[[ Data shown open ]]

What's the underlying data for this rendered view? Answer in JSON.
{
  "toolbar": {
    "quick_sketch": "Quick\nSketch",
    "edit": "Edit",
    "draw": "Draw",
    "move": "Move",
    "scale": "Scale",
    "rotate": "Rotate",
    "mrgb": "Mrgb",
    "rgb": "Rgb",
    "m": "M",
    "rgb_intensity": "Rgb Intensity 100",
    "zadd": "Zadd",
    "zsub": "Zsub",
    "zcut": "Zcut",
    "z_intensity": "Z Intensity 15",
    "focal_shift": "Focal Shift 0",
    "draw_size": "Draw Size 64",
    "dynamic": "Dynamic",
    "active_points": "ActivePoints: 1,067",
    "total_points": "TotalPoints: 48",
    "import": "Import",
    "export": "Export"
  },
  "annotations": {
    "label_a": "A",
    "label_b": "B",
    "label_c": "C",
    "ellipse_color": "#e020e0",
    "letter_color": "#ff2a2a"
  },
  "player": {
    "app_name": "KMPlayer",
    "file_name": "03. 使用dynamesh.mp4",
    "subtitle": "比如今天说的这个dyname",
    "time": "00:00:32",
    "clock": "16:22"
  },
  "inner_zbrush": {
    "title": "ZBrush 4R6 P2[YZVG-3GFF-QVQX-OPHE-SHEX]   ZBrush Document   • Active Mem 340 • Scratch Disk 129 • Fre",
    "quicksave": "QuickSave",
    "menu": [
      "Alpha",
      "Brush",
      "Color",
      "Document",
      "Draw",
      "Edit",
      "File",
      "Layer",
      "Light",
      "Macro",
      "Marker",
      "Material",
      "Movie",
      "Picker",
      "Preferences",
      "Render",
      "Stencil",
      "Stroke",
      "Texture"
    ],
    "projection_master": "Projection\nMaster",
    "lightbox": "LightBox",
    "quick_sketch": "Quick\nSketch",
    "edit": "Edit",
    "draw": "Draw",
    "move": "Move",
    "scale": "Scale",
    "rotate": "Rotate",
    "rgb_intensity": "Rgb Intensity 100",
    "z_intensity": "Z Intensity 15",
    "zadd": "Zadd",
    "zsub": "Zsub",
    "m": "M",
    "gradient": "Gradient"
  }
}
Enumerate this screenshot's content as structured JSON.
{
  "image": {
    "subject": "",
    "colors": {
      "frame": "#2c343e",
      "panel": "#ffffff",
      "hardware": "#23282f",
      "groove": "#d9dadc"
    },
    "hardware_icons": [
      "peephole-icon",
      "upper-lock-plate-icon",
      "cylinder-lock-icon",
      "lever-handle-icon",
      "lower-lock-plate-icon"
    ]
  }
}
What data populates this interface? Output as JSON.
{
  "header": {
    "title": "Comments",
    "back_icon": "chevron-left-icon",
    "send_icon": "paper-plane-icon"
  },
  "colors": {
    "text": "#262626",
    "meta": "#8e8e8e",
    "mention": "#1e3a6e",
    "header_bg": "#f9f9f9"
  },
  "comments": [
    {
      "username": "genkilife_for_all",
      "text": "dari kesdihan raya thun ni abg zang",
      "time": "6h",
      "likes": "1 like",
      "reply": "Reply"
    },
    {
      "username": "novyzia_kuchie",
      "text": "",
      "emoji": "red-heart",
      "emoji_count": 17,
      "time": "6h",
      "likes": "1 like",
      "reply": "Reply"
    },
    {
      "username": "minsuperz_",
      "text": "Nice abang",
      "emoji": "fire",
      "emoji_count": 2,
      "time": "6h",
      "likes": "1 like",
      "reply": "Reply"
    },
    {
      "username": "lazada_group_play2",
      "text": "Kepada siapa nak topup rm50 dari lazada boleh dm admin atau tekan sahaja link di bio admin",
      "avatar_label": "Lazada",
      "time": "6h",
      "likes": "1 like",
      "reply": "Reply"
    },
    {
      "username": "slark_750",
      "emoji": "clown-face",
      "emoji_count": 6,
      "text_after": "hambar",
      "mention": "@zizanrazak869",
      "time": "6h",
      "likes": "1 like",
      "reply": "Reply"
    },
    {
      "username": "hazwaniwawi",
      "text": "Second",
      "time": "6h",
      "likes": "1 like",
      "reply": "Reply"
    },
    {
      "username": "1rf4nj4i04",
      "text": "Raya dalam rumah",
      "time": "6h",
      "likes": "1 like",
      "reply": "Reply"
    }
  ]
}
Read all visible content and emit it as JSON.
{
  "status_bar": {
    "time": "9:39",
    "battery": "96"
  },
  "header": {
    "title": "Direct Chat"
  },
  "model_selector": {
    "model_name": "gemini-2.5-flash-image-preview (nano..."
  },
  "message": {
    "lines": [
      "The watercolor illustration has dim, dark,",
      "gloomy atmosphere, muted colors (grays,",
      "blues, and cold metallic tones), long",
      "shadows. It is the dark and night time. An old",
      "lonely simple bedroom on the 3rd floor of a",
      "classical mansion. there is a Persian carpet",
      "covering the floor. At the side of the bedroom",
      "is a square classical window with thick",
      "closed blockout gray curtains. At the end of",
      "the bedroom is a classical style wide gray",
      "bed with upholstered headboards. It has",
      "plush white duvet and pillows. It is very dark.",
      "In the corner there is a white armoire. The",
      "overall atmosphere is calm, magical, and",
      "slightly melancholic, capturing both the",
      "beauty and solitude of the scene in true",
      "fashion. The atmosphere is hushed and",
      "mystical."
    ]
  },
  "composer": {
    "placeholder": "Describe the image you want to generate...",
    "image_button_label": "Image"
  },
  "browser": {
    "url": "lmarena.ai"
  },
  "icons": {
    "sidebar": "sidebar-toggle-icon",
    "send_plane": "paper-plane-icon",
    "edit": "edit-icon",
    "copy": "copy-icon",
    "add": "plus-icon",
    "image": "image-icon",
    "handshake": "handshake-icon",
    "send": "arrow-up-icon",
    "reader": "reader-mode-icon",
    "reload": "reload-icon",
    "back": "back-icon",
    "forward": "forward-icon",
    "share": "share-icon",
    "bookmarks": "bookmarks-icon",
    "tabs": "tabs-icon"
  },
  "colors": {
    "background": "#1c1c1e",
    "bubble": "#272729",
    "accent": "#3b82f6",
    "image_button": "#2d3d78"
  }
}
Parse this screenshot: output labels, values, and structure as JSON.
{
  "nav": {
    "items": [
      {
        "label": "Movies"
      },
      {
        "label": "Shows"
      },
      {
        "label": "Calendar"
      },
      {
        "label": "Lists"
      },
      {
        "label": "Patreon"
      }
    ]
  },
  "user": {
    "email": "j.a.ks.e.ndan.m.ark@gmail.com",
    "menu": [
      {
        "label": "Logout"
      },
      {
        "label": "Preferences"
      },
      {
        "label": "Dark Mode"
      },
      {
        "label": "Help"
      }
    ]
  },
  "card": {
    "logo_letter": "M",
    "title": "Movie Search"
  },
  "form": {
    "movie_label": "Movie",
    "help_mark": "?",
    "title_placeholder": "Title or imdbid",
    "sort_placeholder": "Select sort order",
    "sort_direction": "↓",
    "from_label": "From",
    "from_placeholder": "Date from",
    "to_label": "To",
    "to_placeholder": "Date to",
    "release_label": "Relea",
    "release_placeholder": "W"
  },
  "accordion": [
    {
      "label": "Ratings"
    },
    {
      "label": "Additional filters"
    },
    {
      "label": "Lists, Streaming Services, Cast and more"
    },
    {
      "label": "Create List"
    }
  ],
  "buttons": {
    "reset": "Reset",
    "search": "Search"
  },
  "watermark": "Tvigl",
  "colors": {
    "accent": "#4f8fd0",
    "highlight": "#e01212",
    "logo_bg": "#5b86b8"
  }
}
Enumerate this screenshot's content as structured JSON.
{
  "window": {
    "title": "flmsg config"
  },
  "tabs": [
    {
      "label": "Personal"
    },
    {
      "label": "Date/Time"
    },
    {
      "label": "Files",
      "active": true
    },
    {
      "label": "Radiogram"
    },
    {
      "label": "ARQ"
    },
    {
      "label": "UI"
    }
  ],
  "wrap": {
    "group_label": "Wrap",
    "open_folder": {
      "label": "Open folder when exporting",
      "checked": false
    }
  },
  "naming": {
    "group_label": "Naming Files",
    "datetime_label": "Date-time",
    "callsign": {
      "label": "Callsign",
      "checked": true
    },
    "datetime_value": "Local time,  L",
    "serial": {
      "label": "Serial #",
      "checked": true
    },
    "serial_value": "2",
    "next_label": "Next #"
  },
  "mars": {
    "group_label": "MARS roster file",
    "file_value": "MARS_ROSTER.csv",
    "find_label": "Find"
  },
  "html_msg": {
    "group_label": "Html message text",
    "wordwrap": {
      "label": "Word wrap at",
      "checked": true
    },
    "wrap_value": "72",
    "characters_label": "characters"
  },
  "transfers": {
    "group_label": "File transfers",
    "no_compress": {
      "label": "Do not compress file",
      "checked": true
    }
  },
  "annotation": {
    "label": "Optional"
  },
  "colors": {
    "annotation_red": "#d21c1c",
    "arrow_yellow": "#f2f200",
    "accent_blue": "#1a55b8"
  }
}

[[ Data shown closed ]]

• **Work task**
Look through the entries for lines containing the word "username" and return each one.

• **Response to the exercise**
      "username": "genkilife_for_all",
      "username": "novyzia_kuchie",
      "username": "minsuperz_",
      "username": "lazada_group_play2",
      "username": "slark_750",
      "username": "hazwaniwawi",
      "username": "1rf4nj4i04",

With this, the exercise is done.